Native American Legends
Glacier song of the Horses
A Navajo Legend
Before the Spaniards brought horses to the Dine (Navajo), they
told about the Sun-God's walking across the heavens, carrying the
sun on his back. When he reached the west, he hung the sun on a
peg, so that it could cool off. He spent the evening with his family,
resting after his long journey.
After he was rested, he removed the sun from its peg, apparently
hid it in some way as he retraced his steps, and returned in the
darkness. In the morning, he started on his westward trip again.
Of course, the ancient story continued to be told long after the
following one was created.
The Sun-God, Johano-ai, starts each morning from his home in the
east and rides across the skies to his home in the west. He carries
with him his shining gold disk, the sun. He has five horses--a horse
of turquoise, one of white shell, one of pearly shell, one of red
shell, and one of coal.
The skies are blue and the weather is fair, the Sun-God rides his
horse of turquoise, or the one of white shell, or the one of pearly
shell. But when the heavens are dark with storm, he mounts the red
horse or the horse of coal.
Beneath the hoofs of the horses are spread precious hides of all
kinds and also beautiful blankets, carefully woven and richly decorated.
In the days gone by, the Dine (Navajo) wove rich blankets, said
to have been found first in the home of the Sun-God. He lets his
horses graze on flower blossoms, and drink from mingled waters.
These are holy waters of all kinds--spring water, snow water, hail
water, water from the four corners of the world. The Dine (Navajo)
use such waters in their ceremonies.
When any horse of the Sun-God trots or runs, he raises not dust,
but pitistchi. It is glittering grains of mineral, such as are used
in religious ceremonies. When a horse rolls and shakes himself,
shining grains of sand fly from him. When he runs, not dust, but
the sacred pollen offered to the Sun-God is all about him. Then
he looks like a mist. The Dine (Navajo) say that the mist on the
horizon is the pollen that has been offered to the gods.
A Navaho man sings about the horses of the Sun-God in order that
he, too, may have beautiful horses.
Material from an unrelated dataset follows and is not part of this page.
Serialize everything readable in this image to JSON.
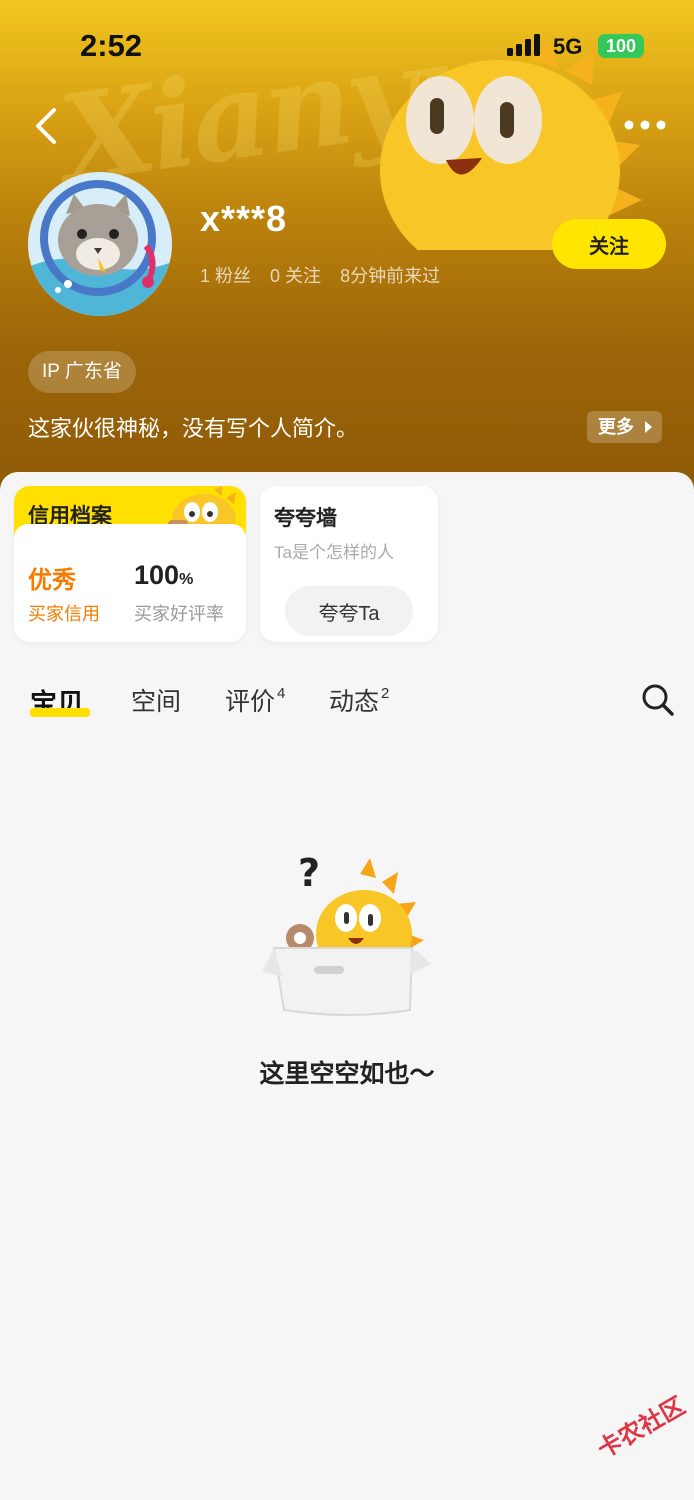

Standing among his herd, he
scatters holy pollen and sings this song for the blessing and the
protection of his animals:
How joyous his neigh!
Lo, the Turquoise Horse of Johano-ai,
How joyous his neigh,
There on precious hides outspread, standeth he; How joyous his neigh,
There of mingled waters holy, drinketh he; How joyous his neigh,
There in mist of sacred pollen hidden, all hidden he; How joyous
These his offspring may grow and thrive forevermore; How joyous
Native American Legends
Back to Top
Other Native American Legends